**ACTIVITY**
Restate each entry word for word. Keep every detail intact.

* * * * * * * * *

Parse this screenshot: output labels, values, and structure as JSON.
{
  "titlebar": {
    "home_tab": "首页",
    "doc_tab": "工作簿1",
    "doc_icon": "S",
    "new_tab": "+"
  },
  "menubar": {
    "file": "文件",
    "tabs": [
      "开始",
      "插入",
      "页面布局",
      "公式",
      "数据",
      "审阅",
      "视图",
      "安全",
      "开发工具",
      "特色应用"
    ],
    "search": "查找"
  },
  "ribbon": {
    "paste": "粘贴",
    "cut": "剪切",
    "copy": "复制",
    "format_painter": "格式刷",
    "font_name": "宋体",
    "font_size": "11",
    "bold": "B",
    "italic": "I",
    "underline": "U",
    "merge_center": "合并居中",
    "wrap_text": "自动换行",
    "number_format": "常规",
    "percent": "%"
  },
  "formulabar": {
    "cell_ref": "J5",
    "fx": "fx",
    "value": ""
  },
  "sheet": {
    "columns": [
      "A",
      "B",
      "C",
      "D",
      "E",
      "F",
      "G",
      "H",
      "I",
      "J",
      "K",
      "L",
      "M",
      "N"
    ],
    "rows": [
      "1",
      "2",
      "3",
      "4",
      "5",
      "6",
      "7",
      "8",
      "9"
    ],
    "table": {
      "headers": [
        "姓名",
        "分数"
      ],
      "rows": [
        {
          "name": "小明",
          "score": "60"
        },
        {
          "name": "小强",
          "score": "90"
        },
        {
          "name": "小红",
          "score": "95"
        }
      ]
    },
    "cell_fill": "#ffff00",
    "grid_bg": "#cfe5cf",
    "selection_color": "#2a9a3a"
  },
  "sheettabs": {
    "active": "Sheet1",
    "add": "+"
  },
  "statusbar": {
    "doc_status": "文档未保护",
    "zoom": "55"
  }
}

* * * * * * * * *

**EXERCISE OUTPUT**
Parse this screenshot: output labels, values, and structure as JSON.
{
  "titlebar": {
    "home_tab": "首页",
    "doc_tab": "工作簿1",
    "doc_icon": "S",
    "new_tab": "+"
  },
  "menubar": {
    "file": "文件",
    "tabs": [
      "开始",
      "插入",
      "页面布局",
      "公式",
      "数据",
      "审阅",
      "视图",
      "安全",
      "开发工具",
      "特色应用"
    ],
    "search": "查找"
  },
  "ribbon": {
    "paste": "粘贴",
    "cut": "剪切",
    "copy": "复制",
    "format_painter": "格式刷",
    "font_name": "宋体",
    "font_size": "11",
    "bold": "B",
    "italic": "I",
    "underline": "U",
    "merge_center": "合并居中",
    "wrap_text": "自动换行",
    "number_format": "常规",
    "percent": "%"
  },
  "formulabar": {
    "cell_ref": "J5",
    "fx": "fx",
    "value": ""
  },
  "sheet": {
    "columns": [
      "A",
      "B",
      "C",
      "D",
      "E",
      "F",
      "G",
      "H",
      "I",
      "J",
      "K",
      "L",
      "M",
      "N"
    ],
    "rows": [
      "1",
      "2",
      "3",
      "4",
      "5",
      "6",
      "7",
      "8",
      "9"
    ],
    "table": {
      "headers": [
        "姓名",
        "分数"
      ],
      "rows": [
        {
          "name": "小明",
          "score": "60"
        },
        {
          "name": "小强",
          "score": "90"
        },
        {
          "name": "小红",
          "score": "95"
        }
      ]
    },
    "cell_fill": "#ffff00",
    "grid_bg": "#cfe5cf",
    "selection_color": "#2a9a3a"
  },
  "sheettabs": {
    "active": "Sheet1",
    "add": "+"
  },
  "statusbar": {
    "doc_status": "文档未保护",
    "zoom": "55"
  }
}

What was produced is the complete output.